If you’re photographing a screen, blur it or keep it blank. Beyond being logo-free, make sure your devices are up-to-date. Outdated gear will date your photos, so it’s a good idea to use generic, timeless props that won’t go out of style the next time an update comes out.
Track Current Trends
“My biggest tip is to read a lot of digital technology news and always keep up-to-date with popular tech blogs, YouTube channels, or social media feeds,” Teeraphat Sirisatonpun, a.k.a. Chaay_Tee, tells us. “You’ll find marketable ideas by reading up on these topics.’
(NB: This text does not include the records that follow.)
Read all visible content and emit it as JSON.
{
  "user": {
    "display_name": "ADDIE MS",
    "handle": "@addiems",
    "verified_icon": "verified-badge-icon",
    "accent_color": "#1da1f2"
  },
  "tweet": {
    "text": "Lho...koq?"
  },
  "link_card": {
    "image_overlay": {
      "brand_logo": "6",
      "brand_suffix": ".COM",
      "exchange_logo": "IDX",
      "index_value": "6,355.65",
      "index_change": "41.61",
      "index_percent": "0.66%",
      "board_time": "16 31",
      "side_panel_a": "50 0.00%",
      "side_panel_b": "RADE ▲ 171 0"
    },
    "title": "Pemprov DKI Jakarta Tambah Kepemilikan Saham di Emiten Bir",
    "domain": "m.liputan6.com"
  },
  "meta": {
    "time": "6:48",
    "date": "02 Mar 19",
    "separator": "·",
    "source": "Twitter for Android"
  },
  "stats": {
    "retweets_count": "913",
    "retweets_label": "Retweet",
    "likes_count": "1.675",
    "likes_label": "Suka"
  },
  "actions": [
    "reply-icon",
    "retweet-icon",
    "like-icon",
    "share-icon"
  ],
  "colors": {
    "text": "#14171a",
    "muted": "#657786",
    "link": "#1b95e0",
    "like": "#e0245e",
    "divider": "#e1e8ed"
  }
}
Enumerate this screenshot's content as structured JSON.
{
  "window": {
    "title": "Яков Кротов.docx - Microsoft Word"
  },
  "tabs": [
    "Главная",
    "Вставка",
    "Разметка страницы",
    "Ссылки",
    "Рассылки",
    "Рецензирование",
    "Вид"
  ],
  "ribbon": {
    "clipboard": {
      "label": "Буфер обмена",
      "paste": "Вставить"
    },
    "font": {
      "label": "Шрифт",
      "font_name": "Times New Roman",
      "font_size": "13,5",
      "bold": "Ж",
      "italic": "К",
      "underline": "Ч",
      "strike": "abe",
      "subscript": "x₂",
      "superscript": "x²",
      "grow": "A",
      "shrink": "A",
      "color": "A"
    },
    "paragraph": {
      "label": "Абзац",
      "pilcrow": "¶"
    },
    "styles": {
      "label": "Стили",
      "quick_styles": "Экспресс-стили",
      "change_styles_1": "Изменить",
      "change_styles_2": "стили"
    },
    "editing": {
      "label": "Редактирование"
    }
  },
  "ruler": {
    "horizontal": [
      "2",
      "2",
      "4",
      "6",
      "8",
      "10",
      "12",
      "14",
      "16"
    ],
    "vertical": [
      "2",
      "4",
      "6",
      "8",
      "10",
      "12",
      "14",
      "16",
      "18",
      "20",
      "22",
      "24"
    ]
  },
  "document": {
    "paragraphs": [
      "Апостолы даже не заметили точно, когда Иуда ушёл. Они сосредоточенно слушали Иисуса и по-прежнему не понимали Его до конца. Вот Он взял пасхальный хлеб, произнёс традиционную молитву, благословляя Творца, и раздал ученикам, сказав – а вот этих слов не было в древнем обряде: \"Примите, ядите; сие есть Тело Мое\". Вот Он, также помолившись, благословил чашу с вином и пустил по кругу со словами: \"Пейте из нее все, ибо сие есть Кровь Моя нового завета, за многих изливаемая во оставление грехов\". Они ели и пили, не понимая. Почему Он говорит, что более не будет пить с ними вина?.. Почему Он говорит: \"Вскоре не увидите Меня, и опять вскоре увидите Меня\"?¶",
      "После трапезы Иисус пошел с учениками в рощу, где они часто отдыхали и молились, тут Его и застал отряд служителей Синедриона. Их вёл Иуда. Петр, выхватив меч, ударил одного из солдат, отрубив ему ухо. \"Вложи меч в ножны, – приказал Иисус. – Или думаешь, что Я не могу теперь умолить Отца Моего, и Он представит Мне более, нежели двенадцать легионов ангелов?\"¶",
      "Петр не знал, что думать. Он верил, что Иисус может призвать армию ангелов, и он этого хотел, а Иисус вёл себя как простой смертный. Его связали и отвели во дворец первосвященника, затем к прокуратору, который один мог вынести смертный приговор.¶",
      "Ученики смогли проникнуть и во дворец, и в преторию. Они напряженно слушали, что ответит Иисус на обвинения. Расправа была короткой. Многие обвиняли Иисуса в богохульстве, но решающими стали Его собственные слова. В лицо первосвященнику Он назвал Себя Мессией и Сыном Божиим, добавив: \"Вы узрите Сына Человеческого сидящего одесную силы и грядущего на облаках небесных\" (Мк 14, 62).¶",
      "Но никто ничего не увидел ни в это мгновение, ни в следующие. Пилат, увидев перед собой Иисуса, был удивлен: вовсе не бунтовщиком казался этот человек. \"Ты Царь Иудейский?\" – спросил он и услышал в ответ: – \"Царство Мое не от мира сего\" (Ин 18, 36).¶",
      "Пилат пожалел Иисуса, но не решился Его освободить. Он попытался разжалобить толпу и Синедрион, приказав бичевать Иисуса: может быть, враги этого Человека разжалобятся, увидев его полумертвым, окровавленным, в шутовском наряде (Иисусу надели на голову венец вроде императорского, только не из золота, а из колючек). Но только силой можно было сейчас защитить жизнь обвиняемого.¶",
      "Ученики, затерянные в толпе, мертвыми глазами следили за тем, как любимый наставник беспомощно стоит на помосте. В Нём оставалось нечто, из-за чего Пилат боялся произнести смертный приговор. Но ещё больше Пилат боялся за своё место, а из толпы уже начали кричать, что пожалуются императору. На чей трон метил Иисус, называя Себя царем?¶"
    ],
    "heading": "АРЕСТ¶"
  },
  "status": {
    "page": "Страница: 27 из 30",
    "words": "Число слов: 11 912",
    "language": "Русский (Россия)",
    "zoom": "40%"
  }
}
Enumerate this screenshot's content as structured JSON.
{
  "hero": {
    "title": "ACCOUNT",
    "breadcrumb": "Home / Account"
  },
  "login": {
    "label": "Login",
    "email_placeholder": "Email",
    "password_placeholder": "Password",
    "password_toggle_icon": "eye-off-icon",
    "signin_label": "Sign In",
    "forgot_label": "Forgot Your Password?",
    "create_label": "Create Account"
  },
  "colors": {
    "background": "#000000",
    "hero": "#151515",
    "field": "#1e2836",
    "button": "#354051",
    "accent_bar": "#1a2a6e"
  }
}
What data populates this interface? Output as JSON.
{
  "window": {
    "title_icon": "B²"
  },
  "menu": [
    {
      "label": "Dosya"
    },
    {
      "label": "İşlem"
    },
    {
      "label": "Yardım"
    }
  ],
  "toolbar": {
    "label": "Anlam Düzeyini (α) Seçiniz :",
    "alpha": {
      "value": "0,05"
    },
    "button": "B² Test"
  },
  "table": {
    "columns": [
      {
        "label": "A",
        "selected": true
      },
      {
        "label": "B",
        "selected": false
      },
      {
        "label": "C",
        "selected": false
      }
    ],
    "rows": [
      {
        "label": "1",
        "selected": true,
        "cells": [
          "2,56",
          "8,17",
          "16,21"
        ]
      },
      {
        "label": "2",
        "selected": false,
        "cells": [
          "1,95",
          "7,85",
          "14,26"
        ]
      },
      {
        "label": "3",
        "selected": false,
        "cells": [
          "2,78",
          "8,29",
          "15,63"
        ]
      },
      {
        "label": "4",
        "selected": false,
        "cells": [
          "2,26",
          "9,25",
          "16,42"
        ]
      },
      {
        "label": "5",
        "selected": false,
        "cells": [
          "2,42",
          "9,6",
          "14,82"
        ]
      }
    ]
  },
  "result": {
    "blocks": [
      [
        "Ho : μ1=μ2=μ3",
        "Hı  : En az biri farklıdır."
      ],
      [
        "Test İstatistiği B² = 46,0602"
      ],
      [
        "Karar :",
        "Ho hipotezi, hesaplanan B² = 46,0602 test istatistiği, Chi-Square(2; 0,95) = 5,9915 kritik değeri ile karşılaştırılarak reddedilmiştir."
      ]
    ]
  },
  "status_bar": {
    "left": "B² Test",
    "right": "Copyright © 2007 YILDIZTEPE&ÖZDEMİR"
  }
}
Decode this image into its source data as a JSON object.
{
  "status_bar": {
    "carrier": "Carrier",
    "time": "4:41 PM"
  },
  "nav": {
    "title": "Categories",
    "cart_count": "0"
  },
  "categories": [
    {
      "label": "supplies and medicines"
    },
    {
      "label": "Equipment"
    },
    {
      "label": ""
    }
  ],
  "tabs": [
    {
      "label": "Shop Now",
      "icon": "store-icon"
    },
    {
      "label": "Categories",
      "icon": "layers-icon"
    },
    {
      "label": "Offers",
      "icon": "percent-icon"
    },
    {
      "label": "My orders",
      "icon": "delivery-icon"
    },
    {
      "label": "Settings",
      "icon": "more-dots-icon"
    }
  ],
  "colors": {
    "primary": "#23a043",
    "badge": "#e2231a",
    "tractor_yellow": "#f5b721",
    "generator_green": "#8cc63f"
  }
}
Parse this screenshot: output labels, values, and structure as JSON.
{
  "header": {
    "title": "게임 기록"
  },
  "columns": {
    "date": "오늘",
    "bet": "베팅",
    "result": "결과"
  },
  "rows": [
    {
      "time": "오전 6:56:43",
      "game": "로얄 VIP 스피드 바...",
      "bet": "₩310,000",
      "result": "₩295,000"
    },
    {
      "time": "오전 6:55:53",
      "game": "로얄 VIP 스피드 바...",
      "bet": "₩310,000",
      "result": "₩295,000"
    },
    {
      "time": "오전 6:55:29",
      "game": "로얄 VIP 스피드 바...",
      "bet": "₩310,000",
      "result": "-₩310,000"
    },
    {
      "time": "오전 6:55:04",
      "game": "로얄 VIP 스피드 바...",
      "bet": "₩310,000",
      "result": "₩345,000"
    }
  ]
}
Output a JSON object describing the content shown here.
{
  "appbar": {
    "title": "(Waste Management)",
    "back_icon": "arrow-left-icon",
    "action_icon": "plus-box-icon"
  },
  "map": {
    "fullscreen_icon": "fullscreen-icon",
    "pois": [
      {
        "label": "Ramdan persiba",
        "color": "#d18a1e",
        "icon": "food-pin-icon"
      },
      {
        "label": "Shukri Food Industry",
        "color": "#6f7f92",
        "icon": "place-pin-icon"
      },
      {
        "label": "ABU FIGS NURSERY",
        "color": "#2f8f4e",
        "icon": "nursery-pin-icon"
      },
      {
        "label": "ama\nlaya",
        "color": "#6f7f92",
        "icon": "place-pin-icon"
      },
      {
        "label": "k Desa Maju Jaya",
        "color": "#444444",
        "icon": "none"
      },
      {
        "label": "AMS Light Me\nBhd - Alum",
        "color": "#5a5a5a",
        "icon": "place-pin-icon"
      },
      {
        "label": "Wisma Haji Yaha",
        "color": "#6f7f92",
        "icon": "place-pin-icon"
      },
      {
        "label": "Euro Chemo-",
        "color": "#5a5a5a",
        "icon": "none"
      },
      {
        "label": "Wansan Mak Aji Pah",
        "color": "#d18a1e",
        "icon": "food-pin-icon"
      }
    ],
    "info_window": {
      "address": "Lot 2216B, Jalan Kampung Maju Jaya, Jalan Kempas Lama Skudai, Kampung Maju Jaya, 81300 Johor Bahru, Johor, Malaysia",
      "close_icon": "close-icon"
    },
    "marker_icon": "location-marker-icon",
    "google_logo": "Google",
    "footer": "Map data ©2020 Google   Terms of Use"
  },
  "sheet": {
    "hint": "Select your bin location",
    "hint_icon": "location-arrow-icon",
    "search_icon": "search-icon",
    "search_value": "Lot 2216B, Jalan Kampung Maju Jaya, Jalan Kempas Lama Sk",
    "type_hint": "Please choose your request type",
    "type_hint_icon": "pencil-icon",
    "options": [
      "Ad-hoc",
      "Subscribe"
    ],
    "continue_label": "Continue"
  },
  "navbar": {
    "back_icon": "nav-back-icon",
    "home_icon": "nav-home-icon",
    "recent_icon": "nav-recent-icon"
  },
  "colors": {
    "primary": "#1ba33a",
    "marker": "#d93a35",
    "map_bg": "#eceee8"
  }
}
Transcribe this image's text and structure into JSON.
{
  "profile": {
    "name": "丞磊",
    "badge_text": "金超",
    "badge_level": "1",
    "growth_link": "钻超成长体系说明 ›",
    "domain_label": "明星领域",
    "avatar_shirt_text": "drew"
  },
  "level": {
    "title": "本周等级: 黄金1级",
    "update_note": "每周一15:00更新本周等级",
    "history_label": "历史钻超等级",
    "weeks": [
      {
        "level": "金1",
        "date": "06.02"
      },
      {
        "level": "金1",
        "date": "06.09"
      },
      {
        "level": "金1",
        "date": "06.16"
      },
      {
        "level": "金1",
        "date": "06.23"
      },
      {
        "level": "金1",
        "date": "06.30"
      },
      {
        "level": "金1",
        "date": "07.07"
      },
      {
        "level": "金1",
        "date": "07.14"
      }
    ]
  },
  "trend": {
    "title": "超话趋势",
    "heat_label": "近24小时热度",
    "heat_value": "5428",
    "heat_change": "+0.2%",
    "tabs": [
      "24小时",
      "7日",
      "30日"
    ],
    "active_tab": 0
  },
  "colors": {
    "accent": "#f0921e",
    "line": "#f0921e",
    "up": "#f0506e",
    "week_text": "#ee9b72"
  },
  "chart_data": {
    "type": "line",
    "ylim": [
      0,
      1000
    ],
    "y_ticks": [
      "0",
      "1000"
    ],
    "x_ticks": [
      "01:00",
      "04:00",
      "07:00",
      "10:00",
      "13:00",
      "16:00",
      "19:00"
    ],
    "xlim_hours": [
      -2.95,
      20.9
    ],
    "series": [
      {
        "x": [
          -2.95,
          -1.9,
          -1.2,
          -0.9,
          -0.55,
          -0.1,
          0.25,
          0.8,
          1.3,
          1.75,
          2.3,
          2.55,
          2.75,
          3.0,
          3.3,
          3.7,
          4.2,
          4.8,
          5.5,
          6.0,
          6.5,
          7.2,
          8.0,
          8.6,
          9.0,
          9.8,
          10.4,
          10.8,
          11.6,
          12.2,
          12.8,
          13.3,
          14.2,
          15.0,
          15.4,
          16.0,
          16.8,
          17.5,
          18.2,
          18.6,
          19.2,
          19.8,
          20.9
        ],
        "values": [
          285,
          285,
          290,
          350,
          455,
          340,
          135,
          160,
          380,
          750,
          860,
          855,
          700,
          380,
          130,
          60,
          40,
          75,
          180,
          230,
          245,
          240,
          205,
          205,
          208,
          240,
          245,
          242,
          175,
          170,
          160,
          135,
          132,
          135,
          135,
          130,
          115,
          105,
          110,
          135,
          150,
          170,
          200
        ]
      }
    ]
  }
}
“For example, micro-influencers today play an important role in online marketing, so buyers are looking for this kind of content. That’s what led me to create this photo. Think about your future customers before generating the image, and consider how the image will be used. Finally, make the subject matter clear. If a customer looks at your image for just a few seconds, they should know what it’s about.”
Keep It Simple
Image-buyers scroll through dozens of photos at a time, so yours need to be eye-catching and straightforward, even if they’re about a complicated technology. “The best way to make a commercially appealing image is to keep it simple, with as few distracting elements as possible and a good color palette,” Likoper explains.
Use the Right Keywords
Without keywords and titles, buyers will have trouble finding your photos, so make metadata part of your workflow (see this article for our keywording pro tips). “When I started, I was focused only on the image itself,” Principe admits. “I gave less importance to the title of the picture and the keywords.’
“But, the more I read and studied, the more I learned about creating successful stock photos. There are so many details that make an image salable — the message, the context, the execution, the post-production, and, importantly, the correct choice of title and keywords. You need a combination of all these elements.”
“I always advise photographers to consider how technology fits into our daily lives, and portray it as faithfully and authentically as possible,” Dragana Gordic says. “I keep my work contemporary by tracking the news and following other artists. To make my photos stand out, I always try to create a signature stamp or twist on familiar subjects.’
“At the same time, I would also like to introduce different technologies — beyond what automatically comes to mind — into my work. For example, in the near future, there might be robotic vacuum cleaners and similar smart appliances that represent the future of technology for many families. These all have the potential to become subjects we explore going forward.”
As technology continues to evolve, the demand from buyers will shift as well. So, keep an eye out for trends that might come into vogue in the future — you could stumble upon an emerging niche in the process.
Cover image by Comeback Images.
Learn more about portraying tech in stock imagery here: